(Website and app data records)
──────
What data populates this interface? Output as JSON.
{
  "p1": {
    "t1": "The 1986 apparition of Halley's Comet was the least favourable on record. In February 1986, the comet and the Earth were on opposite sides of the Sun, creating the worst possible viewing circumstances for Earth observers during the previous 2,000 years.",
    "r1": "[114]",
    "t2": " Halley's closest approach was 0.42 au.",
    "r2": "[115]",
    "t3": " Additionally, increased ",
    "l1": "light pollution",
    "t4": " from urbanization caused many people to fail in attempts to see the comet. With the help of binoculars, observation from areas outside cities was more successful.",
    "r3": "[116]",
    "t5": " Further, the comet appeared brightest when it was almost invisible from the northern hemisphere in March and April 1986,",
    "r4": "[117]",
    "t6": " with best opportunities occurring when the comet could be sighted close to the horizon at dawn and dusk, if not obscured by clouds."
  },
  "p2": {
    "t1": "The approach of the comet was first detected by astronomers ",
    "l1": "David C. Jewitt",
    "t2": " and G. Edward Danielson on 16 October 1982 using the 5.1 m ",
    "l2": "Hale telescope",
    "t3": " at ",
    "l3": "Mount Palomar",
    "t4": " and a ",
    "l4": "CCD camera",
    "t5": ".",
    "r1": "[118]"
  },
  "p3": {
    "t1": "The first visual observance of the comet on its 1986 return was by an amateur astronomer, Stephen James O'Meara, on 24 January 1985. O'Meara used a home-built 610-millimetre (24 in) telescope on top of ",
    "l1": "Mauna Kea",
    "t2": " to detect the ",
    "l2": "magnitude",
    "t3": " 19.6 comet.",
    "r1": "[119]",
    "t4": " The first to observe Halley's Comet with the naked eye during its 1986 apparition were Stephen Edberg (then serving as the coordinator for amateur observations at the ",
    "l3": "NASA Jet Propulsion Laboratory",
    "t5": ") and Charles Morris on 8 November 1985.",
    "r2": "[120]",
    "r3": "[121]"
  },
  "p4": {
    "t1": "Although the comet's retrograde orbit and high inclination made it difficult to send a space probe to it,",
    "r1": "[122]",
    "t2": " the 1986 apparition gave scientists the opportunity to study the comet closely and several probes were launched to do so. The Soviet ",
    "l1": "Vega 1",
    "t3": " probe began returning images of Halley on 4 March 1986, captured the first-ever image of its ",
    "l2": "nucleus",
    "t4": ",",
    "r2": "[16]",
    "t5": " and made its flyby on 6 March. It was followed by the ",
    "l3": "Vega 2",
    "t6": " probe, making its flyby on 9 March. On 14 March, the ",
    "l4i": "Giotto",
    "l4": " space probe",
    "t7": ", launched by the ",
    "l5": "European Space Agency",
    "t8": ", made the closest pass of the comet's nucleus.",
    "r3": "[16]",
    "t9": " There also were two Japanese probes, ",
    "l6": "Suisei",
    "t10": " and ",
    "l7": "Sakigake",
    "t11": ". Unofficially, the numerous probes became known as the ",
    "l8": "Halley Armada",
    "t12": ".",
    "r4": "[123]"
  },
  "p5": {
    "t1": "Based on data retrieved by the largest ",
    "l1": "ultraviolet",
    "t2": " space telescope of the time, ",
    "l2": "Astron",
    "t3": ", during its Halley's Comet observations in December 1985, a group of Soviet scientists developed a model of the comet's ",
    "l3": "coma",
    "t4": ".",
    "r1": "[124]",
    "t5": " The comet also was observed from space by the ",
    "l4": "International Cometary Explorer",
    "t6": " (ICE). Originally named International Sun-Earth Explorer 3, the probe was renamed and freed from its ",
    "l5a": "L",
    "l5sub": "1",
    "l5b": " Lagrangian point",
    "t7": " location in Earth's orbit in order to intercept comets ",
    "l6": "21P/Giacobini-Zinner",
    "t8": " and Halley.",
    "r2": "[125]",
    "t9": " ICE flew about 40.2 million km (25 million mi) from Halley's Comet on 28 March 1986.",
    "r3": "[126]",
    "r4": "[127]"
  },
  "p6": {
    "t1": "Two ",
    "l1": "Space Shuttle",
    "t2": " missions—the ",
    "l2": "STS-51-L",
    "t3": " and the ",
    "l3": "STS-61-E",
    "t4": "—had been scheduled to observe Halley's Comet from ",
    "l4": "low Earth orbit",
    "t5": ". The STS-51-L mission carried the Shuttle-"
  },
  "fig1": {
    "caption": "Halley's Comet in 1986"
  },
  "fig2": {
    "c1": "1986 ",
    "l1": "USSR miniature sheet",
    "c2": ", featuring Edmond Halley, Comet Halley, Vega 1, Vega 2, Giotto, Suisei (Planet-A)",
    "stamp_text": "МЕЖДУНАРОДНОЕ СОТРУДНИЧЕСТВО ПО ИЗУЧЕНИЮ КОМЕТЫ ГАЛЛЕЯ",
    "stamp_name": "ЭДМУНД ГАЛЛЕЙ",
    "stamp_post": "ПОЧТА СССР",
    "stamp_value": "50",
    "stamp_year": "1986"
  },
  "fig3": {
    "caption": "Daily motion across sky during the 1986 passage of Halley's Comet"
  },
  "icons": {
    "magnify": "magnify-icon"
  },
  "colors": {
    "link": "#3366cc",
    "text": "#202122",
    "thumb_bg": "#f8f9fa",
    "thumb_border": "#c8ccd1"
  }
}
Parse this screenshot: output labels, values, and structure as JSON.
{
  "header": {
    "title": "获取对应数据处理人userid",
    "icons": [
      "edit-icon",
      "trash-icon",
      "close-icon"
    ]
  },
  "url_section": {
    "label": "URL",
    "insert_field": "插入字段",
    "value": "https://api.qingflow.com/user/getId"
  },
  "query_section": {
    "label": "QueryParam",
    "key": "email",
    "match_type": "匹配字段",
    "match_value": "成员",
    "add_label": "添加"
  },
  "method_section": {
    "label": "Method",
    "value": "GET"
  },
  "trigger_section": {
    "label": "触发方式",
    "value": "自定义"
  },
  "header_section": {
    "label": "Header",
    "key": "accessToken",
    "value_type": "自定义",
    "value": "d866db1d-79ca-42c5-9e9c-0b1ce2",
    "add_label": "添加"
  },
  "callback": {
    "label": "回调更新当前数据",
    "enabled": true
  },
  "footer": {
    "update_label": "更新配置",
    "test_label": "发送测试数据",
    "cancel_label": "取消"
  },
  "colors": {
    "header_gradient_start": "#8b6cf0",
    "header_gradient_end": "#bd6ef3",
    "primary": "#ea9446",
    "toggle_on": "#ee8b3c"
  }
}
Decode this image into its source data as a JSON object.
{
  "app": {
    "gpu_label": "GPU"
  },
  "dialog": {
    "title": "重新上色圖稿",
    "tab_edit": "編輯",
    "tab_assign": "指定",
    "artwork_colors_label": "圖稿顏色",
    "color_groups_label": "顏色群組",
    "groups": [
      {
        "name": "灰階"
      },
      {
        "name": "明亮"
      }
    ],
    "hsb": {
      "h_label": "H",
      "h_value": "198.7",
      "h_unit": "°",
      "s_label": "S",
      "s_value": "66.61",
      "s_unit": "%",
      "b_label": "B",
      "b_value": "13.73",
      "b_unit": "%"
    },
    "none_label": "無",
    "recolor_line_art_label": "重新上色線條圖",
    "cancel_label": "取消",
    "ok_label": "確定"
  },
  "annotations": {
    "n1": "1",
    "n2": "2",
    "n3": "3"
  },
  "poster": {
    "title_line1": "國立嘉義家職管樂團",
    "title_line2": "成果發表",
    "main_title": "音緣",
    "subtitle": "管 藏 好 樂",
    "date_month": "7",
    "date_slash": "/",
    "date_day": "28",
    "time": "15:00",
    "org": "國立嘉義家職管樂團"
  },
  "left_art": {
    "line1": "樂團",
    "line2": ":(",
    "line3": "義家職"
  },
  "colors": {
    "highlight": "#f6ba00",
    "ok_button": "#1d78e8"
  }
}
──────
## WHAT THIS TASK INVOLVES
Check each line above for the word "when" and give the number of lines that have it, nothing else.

## WRITTEN REPLY
2